*** Data records Section Begins ***

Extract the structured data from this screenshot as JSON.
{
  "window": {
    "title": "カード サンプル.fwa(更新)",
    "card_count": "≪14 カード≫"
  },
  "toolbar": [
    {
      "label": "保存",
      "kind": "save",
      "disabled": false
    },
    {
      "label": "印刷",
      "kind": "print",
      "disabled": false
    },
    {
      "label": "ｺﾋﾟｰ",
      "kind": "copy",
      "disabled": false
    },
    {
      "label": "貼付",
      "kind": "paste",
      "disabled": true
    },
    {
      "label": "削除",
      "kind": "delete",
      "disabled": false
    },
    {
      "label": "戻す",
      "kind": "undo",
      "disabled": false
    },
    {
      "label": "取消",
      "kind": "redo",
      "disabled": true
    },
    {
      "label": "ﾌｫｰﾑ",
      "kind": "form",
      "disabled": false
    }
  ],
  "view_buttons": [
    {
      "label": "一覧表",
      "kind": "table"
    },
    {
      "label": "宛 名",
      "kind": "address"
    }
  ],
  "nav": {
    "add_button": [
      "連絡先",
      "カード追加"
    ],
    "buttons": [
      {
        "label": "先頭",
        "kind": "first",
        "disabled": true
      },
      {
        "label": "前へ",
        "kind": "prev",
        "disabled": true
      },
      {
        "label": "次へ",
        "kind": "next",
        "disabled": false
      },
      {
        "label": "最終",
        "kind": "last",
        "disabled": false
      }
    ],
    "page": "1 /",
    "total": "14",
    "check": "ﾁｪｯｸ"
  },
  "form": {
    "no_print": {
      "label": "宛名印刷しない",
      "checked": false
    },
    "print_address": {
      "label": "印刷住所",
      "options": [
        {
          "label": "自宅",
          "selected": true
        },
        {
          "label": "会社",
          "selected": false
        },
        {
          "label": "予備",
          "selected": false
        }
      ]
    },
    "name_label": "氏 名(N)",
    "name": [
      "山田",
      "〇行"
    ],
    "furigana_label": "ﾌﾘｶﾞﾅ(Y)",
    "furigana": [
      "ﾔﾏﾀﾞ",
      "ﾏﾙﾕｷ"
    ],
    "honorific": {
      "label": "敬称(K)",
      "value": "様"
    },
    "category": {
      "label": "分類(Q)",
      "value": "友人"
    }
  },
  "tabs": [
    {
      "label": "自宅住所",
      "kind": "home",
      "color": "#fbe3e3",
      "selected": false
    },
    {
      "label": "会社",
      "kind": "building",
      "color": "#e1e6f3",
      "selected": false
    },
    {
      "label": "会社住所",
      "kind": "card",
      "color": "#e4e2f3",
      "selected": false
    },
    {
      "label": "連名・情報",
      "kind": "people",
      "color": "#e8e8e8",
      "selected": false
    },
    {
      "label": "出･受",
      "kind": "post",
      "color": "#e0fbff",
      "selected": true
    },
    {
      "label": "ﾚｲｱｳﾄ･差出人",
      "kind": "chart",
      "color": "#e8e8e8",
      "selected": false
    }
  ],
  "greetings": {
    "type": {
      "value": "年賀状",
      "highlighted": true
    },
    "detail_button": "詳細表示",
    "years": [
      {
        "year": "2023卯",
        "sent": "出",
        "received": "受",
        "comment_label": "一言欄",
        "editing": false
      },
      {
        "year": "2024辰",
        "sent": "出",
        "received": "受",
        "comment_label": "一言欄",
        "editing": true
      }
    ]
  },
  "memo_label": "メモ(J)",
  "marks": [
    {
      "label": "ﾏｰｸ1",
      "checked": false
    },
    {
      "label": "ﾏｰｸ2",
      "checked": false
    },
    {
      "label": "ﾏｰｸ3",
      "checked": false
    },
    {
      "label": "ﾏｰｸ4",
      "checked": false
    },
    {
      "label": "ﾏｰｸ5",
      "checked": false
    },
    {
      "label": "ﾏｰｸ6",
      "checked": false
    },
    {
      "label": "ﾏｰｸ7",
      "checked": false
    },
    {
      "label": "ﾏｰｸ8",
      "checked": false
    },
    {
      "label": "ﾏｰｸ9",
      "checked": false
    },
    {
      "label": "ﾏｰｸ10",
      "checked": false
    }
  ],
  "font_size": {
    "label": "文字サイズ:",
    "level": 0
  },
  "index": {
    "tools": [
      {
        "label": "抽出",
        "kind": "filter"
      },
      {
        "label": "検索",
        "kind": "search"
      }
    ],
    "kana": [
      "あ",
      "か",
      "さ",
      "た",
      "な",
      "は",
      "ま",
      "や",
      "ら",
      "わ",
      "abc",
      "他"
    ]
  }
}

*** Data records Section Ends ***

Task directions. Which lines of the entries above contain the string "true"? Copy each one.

Exercise answer.
      "disabled": true
      "disabled": true
        "disabled": true
        "disabled": true
          "selected": true
      "selected": true
      "highlighted": true
        "editing": true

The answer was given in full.